Antimicrobial resistance of bacterial pathogens associated with diarrheal patients in Indonesia

Am J Trop Med Hyg. 2003 Jun;68(6):666-70.


The antimicrobial susceptibility patterns for 2,812 bacterial pathogens isolated from diarrheal patients admitted to hospitals in several provinces in the cities of Jakarta, Padang, Medan, Denpasar, Pontianak, Makassar, and Batam, Indonesia were analyzed from 1995 to 2001 to determine their changing trends in response to eight antibiotics: ampicillin, trimethoprim-sulfamethoxazole, chloramphenicol, tetracycline, cephalothin, ceftriaxone, norfloxacin, and ciprofloxacin. Vibrio cholerae O1 (37.1%) was the pathogen most frequently detected, followed by Shigella spp. (27.3%), Salmonella spp. (17.7%), V. parahaemolyticus (7.3%), Salmonella typhi (3.9%), Campylobacter jejuni (3.6%), V. cholerae non-O1 (2.4%), and Salmonella paratyphi A (0.7%). Of the 767 Shigella spp. isolated, 82.8% were S. flexneri, 15.0% were S. sonnei, and 2.2% were S. dysenteriae (2.2%). The re-emergence of Shigella dysenteriae was noted in 1998, after an absence of 15 years. Shigella spp. were resistant to ampicillin, trimethoprim-sulfamethoxazole, chloramphenicol, and tetracycline. Salmonella typhi and Salmonella paratyphi A were susceptible to all antibiotics tested, while Salmonella spp. showed various resistance patterns according to species grouping. A small number of V. cholerae O1 were resistant to ampicillin, trimethoprim-sulfamethoxazole, chloramphenicol, and tetracycline; however, they were still sensitive to ceftriaxon, norfloxacin, and ciprofloxacin. Similar results were shown for V. cholerae non-O1. Campylobacter jejuni showed an increased frequency of resistance to ceftriaxone, norfloxacin, and ciprofloxacin, but was susceptible to erythromycin. This study shows that except for C. jejuni and V. parahaemolyticus, which appeared to be resistant to ciprofloxacin, the majority of the enteric pathogens tested were still susceptible to fluoroquinolones.

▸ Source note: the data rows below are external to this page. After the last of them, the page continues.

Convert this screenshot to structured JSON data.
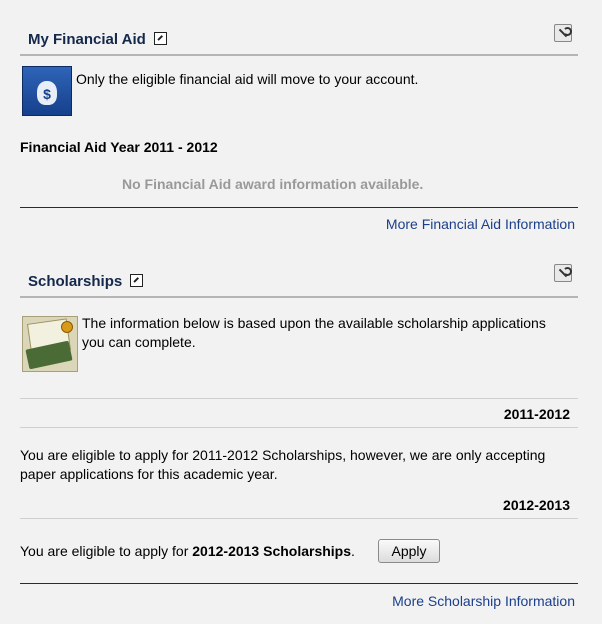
{
  "financial_aid": {
    "title": "My Financial Aid",
    "notice": "Only the eligible financial aid will move to your account.",
    "year_heading": "Financial Aid Year 2011 - 2012",
    "empty_message": "No Financial Aid award information available.",
    "more_link": "More Financial Aid Information"
  },
  "scholarships": {
    "title": "Scholarships",
    "intro_line1": "The information below is based upon the available scholarship applications",
    "intro_line2": "you can complete.",
    "year1": "2011-2012",
    "year1_text_line1": "You are eligible to apply for 2011-2012 Scholarships, however, we are only accepting",
    "year1_text_line2": "paper applications for this academic year.",
    "year2": "2012-2013",
    "year2_text_prefix": "You are eligible to apply for ",
    "year2_text_bold": "2012-2013 Scholarships",
    "year2_text_suffix": ".",
    "apply_label": "Apply",
    "more_link": "More Scholarship Information"
  },
  "icons": [
    "popout-icon",
    "wrench-icon",
    "money-bag-icon",
    "certificate-money-icon"
  ]
}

Publication types

  • Research Support, Non-U.S. Gov't

MeSH terms

  • Adolescent
  • Adult
  • Aged
  • Aged, 80 and over
  • Anti-Bacterial Agents / pharmacology*
  • Child
  • Child, Preschool
  • Diarrhea / epidemiology*
  • Diarrhea / microbiology*
  • Drug Resistance, Bacterial*
  • Female
  • Gram-Negative Bacteria / drug effects*
  • Gram-Negative Bacteria / pathogenicity
  • Gram-Negative Bacterial Infections / epidemiology
  • Gram-Negative Bacterial Infections / microbiology
  • Humans
  • Indonesia / epidemiology
  • Infant
  • Male
  • Microbial Sensitivity Tests
  • Middle Aged


  • Anti-Bacterial Agents